Better Business Bureau warns that lottery scammers also often use victims as “money mules” to receive money paid by other victims and then transfer the money to the crooks.
The BBB encourages people to use these tips to protect themselves from fake sweepstakes and lottery offers by scammers.
- Real lotteries or raffles don’t ask for money. If anyone wants money to pay their taxes, themselves or a third party, they are probably scammers.
- You must participate to win. To win the lottery, you must purchase a lottery ticket. To win a raffle or a prize, you must first register. If you don’t remember it, it’s a red flag.
- Call the raffle company directly to see if you have won. Publishers Clearing House (PCH) does not call people ahead to tell them they have won. Report PCH imposters on their website. Check if you actually won at 800-392-4190.
- Check if you have won the lottery. If you are told that you have won a lottery, call the North American State and Provincial Lottery Association at 440-361-7962 or your local state lottery agency to confirm it.
- Search the Internet for the company, name or phone number of the person who contacted you. Check BBB Scam Tracker to see if other consumers have had similar experiences.
- Law enforcement officials do not call or award prizes. Verify the caller ID and don’t send money until you have done so.
- Talk to a trusted family member or to your bank. They might be able to help. You can also call your local BBB office to help identify a scam.

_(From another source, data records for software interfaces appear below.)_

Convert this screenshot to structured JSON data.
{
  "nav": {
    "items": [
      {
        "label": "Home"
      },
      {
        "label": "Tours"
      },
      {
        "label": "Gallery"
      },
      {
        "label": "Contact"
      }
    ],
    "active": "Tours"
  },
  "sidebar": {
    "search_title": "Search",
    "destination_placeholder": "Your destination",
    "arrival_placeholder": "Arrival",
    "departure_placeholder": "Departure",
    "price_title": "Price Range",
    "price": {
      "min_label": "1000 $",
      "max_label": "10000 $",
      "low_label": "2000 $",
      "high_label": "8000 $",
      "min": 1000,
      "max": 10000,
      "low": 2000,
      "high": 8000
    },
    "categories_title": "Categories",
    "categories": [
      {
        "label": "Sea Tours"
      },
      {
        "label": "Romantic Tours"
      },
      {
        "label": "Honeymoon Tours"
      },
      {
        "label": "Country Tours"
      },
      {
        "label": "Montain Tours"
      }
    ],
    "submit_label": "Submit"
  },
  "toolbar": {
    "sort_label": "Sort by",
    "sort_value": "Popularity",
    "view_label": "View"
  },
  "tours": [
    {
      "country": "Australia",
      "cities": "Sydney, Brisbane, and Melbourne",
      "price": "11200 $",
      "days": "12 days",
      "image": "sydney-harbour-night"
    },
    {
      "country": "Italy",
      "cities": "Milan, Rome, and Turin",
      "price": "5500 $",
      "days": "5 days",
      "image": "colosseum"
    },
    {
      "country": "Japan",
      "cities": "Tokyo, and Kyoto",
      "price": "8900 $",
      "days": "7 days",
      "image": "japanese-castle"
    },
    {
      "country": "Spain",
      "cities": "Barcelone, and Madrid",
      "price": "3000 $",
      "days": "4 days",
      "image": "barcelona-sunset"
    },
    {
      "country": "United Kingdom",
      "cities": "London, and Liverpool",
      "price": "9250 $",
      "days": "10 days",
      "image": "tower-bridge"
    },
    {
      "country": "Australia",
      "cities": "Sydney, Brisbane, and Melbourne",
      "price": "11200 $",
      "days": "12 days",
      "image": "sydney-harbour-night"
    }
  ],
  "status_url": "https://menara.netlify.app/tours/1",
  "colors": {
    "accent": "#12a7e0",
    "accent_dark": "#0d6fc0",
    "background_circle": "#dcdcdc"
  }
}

For more information on summer lottery and raffle scams, visit BBB.org.